Note added in proof: After this article had been accepted, Klotz & Antonin (1977) reported the results of a study in which the absolute availability of sodium valproate was also determined in healthy volunteers. Despite differences in the experimental design, including the use of different type of brand tablets and bi-compartmental analysis, their data are in good agreement with those observed by us, although a higher interindividual variability was found. In a later study in which the same protocol was used
References
KLOTZ, U. & ANTONIN, K. H. (1977). Pharmacokinetics and bioavailability of sodium valproate. Clin. Pharmac. Ther., 21, 736-743.

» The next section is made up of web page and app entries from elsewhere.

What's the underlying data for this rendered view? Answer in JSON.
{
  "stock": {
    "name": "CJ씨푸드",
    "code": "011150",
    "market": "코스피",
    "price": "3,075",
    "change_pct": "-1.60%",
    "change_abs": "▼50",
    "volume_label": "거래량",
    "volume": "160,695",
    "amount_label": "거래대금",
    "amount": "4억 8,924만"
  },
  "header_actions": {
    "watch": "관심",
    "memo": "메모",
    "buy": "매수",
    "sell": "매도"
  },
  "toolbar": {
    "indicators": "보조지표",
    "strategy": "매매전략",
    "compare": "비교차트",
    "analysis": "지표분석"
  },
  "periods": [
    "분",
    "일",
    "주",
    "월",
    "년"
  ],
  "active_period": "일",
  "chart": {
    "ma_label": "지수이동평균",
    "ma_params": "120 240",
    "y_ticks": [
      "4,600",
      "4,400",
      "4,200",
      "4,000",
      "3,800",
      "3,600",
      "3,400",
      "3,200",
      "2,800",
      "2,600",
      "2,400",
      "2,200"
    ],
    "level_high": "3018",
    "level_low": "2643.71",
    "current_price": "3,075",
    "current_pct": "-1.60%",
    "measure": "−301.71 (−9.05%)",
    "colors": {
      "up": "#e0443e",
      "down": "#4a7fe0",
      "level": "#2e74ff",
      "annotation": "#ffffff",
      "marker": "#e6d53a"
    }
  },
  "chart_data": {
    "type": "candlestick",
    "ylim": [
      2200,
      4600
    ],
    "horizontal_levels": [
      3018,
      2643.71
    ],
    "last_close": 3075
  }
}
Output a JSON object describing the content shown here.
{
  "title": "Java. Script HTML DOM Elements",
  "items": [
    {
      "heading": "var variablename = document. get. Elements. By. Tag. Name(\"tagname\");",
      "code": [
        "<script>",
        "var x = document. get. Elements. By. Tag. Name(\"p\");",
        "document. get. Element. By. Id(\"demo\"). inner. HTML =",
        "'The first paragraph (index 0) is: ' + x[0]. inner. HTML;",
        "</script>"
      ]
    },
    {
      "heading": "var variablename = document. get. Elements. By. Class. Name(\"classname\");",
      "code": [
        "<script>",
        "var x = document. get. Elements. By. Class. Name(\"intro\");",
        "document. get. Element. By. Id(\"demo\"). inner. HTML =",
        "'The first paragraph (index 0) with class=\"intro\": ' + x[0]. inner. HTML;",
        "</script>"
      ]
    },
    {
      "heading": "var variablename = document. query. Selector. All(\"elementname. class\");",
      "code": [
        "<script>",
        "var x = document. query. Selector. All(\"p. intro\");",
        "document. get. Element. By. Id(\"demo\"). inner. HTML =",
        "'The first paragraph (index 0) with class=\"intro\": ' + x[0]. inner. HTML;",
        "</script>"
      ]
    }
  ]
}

we have investigated the disposition of sodium valproate in epileptic patients receiving chronic treatment with other antiepileptic drugs. Rates of elimination and volumes of distribution were found to be significantly increased in the patients (0.0797 + 0.0143 h-' and 0.175 0.025 1/kg respectively) as compared to normal subjects. Results of this study will be reported in detail in a separate article (Perucca, Gatti, Frigo, Crema, Calzetti & Visintini, 1978).

PERUCCA, E., GATTI, G., FRIGO, G.M., CREMA, A.,

CALZETTI, S. & VISINTINI, D. (1978). Disposition of valproic acid in epileptic patients. Br. J. clin. Pharnnac. (in press).